If you make the page interactive, users won't expand the sections and won't find the important mouseovers. If you make sub-pages, users won't click through. If you use icons, users won't know what they mean. But too often, they'll end up thinking they understand, making assumptions about the details that don't match what's really in the policy. So most simplified, "user-friendly" policies are actually worse than a dense wall of text.
The only style that tested slightly better than natural-language policies was the "Nutrition label" style, where they presented several aspects of privacy with ratings for how good or bad the site was.
I felt sorry for the two panelists after Ryan and Aleecia, who were there to show off their cool hierarchical privacy statement page designs. They'd obviously put a lot of work into trying to make their policies clearer ... but we'd just been convincingly shown how ineffective such policies really are.
How to be stupid much faster

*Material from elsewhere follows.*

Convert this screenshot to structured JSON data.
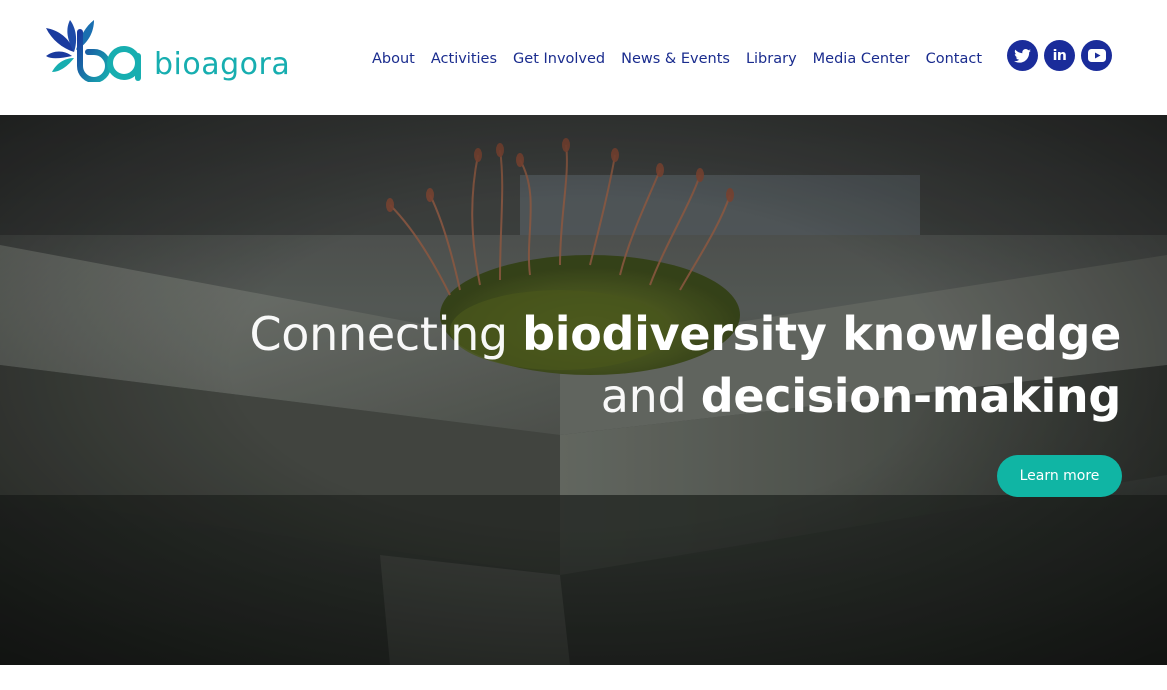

One panel discussed big data collection, and some of the ways data can be misused. Someone (Beth Givens?) related a story of a family arrested for marijuana growing after their power company's algorithms flagged them as suspicious for their heavy late-night use of power. Turns out they just had two teenagers who liked to stay up late playing video games. Terence Craig, in my favorite quote from the conference, quipped: "It used to be that it took weeks to accumulate that data. Now you can be stupid much faster."
I enjoyed a workshop given by Brian Kennish of Disconnect and Calvin Pappas of SelectOut about their projects. Disconnect arose from a chrome browser extension, Facebook Disconnect, to block Facebook tracking from widgets on third-party sites. SelectOut also arose from a chrome extension, making it easy for users to opt out of all the major advertising networks at once. The workshop turned into a lively discussion of opt-out versus do-not-track solutions, and what future directions might be.
In another workshop, Martin Ortlieb described a Google study comparing attitudes toward privacy of people in several countries. Someone in the audience asked a question about data being collected and held by government agencies versus private companies. Martin commented that attitudes in the study tended toward "I'd rather companies have my data, because then the government might regulate how it's used. If the government has it, no company's going to regulate it."
Someone mentioned that Mozilla didn't seem to be taking "Do not track" very seriously, hiding it in the Advanced preferences tab, not under Privacy where you'd expect it. Why? Later we heard that Mozilla is listening to those concerns, and Firefox 5 will move Do Not Track to the Privacy tab.
Esther Dyson: "Personal data can be traded; reputation can't. Reputation is not a currency." She was responding to someone who described a business model involving trading reputation points.
M. Ryan Calo: The government doesn't need a warrant to access your webmail if it's older than 6 months, something most webmail users don't realize.
Finally, Raman Khanna observed: kids get tattoos, then when they're older they pay a lot more for laser removal services. There will be data services like that. "You were stupid when you were in college, and you put all this info online. We'll clean it up for you."
A good insight, and it reminded me of the old threat they used to give us in school (do they still say this to kids?) "This is going on your permanent record." Nobody was ever sure what this permanent record was or why anyone would want to look at it. I wonder if mine still exists somewhere?
[ 10:32 May 27, 2011 More conferences | permalink to this entry | comments ]